    • Moeller, M. P. (2000). Early intervention and language development in children who are deaf and hard of hearing. Pediatrics,106, E43.
    • Morford, J. P. (2003). Grammatical development in adolescent first language learners. Linguistics, 41(4), 681 - 721.
    • Morford, J. P., Grieve-Smith, A. B., MacFarlane, J., Staley, J., and Waters, G. S. (2008). Effects of language experience on the perception of American Sign Language. Cognition, 109, 41-53.

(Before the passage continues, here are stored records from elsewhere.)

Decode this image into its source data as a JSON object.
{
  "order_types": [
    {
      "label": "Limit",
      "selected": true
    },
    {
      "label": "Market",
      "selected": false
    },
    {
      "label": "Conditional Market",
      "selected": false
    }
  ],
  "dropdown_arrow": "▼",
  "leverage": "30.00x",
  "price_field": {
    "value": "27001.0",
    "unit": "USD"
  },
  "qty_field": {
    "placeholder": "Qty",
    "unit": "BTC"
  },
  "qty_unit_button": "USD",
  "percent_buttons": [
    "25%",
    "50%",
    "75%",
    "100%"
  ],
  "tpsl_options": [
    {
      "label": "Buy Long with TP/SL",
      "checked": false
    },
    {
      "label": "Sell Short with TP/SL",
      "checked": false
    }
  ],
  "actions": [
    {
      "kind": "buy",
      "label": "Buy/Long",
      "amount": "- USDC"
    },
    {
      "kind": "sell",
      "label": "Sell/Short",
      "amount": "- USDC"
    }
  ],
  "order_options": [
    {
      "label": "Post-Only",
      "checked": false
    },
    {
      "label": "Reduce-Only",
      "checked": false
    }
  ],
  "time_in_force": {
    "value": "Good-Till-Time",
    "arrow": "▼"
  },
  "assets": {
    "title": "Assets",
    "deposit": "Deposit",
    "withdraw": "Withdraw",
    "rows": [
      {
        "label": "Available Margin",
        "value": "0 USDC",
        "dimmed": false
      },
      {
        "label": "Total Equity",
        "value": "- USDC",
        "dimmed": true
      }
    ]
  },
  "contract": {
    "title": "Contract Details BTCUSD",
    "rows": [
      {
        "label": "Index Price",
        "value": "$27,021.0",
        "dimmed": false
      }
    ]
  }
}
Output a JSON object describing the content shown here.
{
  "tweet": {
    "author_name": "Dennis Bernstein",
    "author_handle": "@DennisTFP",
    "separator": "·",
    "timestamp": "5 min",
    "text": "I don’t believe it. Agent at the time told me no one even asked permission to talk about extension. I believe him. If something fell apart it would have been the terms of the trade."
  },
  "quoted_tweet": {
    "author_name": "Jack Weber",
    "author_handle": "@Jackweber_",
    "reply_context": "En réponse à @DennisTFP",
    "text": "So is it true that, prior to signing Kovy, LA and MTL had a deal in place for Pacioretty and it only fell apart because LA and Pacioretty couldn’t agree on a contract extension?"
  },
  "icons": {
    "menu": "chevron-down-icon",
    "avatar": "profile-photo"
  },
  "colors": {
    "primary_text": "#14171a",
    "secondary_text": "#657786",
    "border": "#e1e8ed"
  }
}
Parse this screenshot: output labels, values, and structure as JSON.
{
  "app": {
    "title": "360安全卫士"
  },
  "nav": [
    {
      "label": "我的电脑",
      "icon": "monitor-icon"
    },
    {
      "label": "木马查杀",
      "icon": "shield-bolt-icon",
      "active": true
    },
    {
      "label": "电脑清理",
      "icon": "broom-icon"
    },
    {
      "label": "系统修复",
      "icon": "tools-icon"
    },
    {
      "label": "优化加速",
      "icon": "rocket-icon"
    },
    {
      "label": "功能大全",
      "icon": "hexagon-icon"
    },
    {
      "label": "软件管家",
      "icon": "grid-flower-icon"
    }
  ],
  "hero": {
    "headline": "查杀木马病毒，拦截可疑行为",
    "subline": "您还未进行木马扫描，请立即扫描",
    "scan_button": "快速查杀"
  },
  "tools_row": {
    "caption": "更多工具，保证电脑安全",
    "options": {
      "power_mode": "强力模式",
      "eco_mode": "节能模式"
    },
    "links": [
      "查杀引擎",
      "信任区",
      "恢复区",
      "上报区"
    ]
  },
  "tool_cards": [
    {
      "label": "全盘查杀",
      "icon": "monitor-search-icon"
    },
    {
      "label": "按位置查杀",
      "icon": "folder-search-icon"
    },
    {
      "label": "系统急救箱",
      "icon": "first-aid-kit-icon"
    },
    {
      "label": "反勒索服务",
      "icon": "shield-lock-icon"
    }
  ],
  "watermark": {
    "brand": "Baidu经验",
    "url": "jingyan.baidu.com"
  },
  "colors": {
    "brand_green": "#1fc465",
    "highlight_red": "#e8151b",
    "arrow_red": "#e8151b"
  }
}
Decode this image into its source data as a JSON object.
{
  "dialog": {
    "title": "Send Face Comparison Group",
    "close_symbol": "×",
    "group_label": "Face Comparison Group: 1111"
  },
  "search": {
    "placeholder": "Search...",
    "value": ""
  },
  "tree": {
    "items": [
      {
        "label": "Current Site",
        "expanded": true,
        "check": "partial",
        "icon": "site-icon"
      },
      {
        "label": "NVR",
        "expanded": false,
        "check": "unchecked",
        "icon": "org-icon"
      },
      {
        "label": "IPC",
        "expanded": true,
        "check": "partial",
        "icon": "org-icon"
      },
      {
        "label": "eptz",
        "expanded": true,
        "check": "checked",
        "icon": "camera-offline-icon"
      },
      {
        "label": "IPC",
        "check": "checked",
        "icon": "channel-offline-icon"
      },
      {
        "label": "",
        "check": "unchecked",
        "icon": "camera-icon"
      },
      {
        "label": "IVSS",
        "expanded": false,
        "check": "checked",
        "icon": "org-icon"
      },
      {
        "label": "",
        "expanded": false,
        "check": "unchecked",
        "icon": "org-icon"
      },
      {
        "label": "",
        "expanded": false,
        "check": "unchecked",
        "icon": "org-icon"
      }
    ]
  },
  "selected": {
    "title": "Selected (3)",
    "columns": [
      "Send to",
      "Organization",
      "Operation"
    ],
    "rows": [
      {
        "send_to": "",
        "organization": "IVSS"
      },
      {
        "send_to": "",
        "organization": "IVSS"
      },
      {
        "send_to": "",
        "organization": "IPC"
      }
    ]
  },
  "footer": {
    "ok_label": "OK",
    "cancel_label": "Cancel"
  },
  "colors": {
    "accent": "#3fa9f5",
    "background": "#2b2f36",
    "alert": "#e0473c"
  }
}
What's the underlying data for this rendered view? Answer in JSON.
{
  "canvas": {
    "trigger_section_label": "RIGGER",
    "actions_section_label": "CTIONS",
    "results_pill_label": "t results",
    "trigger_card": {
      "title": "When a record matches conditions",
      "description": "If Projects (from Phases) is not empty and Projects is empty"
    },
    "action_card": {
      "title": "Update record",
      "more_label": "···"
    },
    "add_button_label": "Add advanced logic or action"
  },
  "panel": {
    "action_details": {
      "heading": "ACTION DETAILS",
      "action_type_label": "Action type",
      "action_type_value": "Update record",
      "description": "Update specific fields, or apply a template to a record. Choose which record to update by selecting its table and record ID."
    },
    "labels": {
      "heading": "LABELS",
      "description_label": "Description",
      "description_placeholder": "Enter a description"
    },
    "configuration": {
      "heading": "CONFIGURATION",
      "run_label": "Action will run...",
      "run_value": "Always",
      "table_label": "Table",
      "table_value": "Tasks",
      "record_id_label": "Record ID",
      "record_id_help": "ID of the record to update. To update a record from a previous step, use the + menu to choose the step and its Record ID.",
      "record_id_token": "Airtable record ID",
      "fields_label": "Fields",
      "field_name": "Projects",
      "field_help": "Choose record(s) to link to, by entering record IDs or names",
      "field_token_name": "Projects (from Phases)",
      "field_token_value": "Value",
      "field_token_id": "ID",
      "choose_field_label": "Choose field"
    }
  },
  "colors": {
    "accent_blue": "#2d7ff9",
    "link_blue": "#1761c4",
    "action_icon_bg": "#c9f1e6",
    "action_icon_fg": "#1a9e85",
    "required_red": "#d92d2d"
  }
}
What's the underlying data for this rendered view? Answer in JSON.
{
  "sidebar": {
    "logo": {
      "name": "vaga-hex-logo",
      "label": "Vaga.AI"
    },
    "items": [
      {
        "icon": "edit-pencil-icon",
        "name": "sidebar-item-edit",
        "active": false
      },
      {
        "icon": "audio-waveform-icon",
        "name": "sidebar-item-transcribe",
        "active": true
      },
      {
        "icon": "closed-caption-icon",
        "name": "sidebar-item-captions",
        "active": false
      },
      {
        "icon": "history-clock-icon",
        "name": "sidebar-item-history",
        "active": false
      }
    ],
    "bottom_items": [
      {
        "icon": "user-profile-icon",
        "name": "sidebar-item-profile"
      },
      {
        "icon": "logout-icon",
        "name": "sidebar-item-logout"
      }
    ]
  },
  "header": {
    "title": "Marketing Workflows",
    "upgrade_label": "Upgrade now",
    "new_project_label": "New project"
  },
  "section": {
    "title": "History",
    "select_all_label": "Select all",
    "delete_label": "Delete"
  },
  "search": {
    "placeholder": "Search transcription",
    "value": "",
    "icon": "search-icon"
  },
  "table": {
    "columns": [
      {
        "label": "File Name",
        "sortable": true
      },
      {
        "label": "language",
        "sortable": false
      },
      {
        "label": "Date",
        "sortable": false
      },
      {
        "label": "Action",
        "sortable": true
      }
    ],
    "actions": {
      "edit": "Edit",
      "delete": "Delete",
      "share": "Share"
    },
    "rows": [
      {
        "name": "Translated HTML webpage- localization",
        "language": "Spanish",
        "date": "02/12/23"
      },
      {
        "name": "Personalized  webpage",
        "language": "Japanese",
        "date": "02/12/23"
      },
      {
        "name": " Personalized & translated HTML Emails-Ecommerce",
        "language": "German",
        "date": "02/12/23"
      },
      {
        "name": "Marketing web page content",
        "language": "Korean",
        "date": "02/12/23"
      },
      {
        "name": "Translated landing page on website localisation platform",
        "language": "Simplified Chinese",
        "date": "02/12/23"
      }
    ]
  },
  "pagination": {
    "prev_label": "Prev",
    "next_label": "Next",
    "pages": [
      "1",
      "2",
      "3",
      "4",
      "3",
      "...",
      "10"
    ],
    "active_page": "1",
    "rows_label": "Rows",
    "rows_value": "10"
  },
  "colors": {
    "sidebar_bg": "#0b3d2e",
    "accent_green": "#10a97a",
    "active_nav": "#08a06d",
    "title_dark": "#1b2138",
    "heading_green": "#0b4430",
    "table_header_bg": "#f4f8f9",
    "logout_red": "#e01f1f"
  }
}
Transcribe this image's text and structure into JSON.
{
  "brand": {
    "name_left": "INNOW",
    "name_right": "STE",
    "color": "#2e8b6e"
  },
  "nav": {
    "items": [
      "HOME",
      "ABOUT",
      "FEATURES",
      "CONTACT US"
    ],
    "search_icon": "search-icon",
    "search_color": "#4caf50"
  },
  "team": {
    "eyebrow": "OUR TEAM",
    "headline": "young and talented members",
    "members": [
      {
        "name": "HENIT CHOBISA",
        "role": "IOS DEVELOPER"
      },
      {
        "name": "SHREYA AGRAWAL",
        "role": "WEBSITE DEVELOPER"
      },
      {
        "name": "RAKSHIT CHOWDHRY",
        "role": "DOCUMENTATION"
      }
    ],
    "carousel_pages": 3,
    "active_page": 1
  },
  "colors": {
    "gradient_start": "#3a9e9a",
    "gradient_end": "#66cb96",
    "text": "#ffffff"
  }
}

    • Morgan, G. (2014). Critical period in language development. In P. Brooks, & V. Kempe (Eds.), Encyclopedia of language development. (Vol. 3, pp. 116-119). Thousand Oaks, CA: SAGE Publications, Inc.
    • Morgan, G (2014b). On language acquisition in speech and sign: development of combinatorial structure in both modalities. Frontiers in Psychology: Language Sciences. 5:1217
    • Morgan, G., Barrett-Jones, S. & Stoneham, H. (2007). The first signs of language: phonological development in British Sign Language. Applied Psycholinguistics, 28, 3-22
    • Morgan, G. & Woll, B. (2002). The development of complex sentences in British Sign Language. In G. Morgan & B. Woll (Eds.), Directions in Sign Language Acquisition (pp. 255-275). Amsterdam: John Benjamins Press..
    • Musselman, C., & Akamatsu, C. T. (1999). Interpersonal communication skills of deaf adolescents and their relationship to communication history. Journal of Deaf Studies and Deaf Education, 4, 305-320.
    • Newport, E. L. (1990). Maturational constraints on language learning. Cognitive Science, 14 (1990), pp. 11-28.
    • Newport, E. L. (2002). Critical Periods in Language Development. In L. Nadel, (Ed.), Encyclopaedia of Cognitive Science. London: Macmillan.
    • Ormel, E., Crasborn O. & van der Kooij, E. (2013). Coarticulation of hand height in Sign Language of the Netherlands is affected by contact type. Journal of Phonetics, 41- 2/3: 156-71.
    • Petitto, L. A. (1997). In the beginning: On the genetic and environmental factors that make early language acquisition possible. In M. Gopnik (Ed.), The inheritance and innateness of grammars (pp. 45-69). England: Oxford University Press.
    • Petitto, L. A., Holowka, S., Sergio, L., & Ostry, D. (2001). Language rhythms in baby hand movements. Nature, 413, 35-36.
    • Sandler, W. & Lillo-Martin, D. (2006). Sign Language and Linguistic Universals. Cambridge, UK: Cambridge University Press.
    • Schick, B., Marschark, M., & Spencer, P.E.(2005). Advances in the Sign Language Development of Deaf Children. New York: Oxford University Press
  • No related research data.
  • No similar publications.

Share - Bookmark

Cite this article